And so, I wish you a very Merry Christmas. May your cups overflow with love, light, and kindness.

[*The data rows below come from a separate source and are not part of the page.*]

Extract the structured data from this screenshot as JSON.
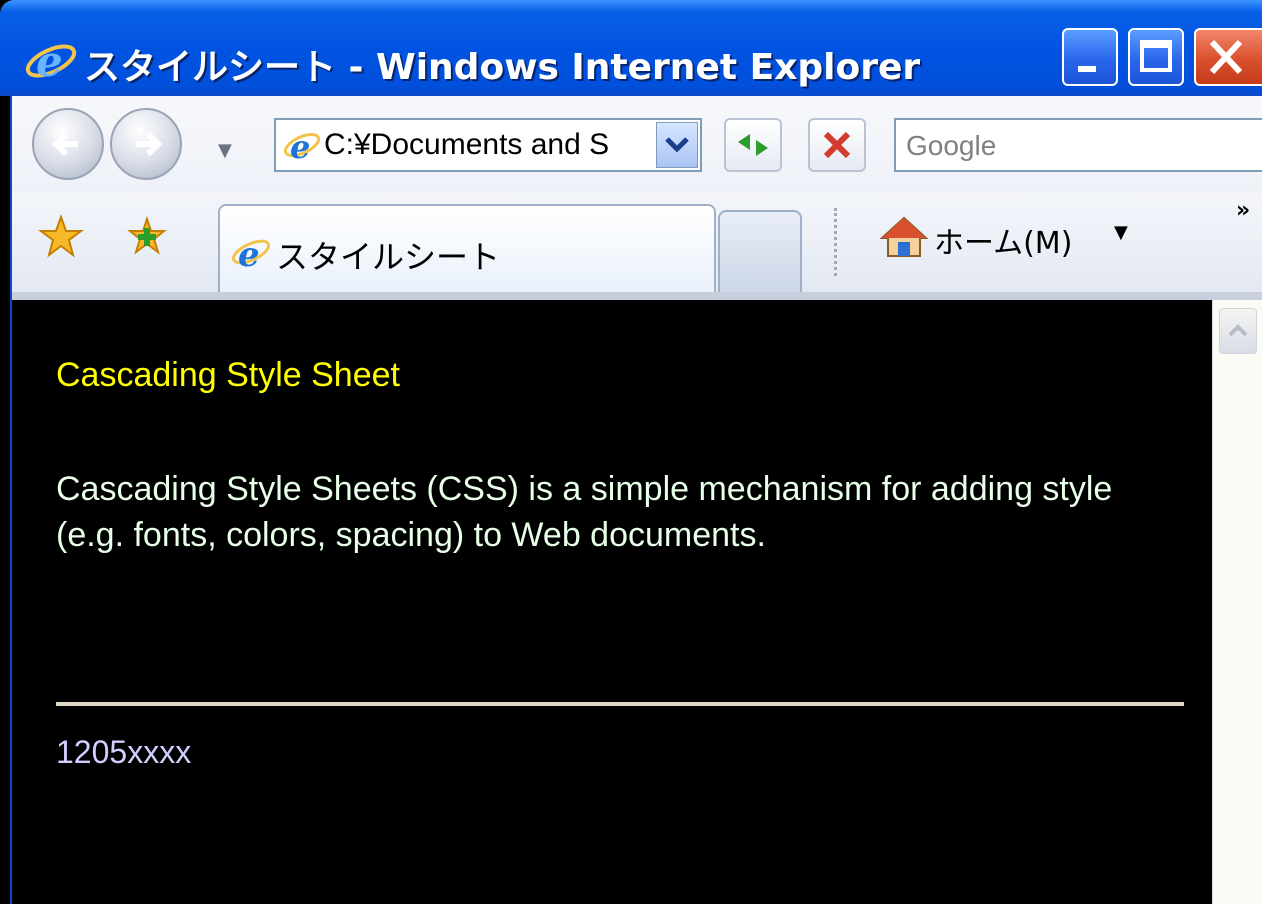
{
  "window": {
    "title": "スタイルシート - Windows Internet Explorer",
    "buttons": {
      "minimize": "minimize",
      "maximize": "maximize",
      "close": "close"
    }
  },
  "address_bar": {
    "url": "C:¥Documents and S"
  },
  "search": {
    "placeholder": "Google"
  },
  "tabs": [
    {
      "label": "スタイルシート"
    }
  ],
  "command_bar": {
    "home_label": "ホーム(M)",
    "more": "»"
  },
  "page": {
    "heading": "Cascading Style Sheet",
    "paragraph": "Cascading Style Sheets (CSS) is a simple mechanism for adding style (e.g. fonts, colors, spacing) to Web documents.",
    "footer": "1205xxxx"
  },
  "colors": {
    "titlebar": "#0053e1",
    "page_background": "#000000",
    "heading": "#ffff00",
    "paragraph": "#e8ffe8",
    "footer": "#d0d0ff"
  }
}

Ms Masiga is Peace and Security Editor, The Conversation Africa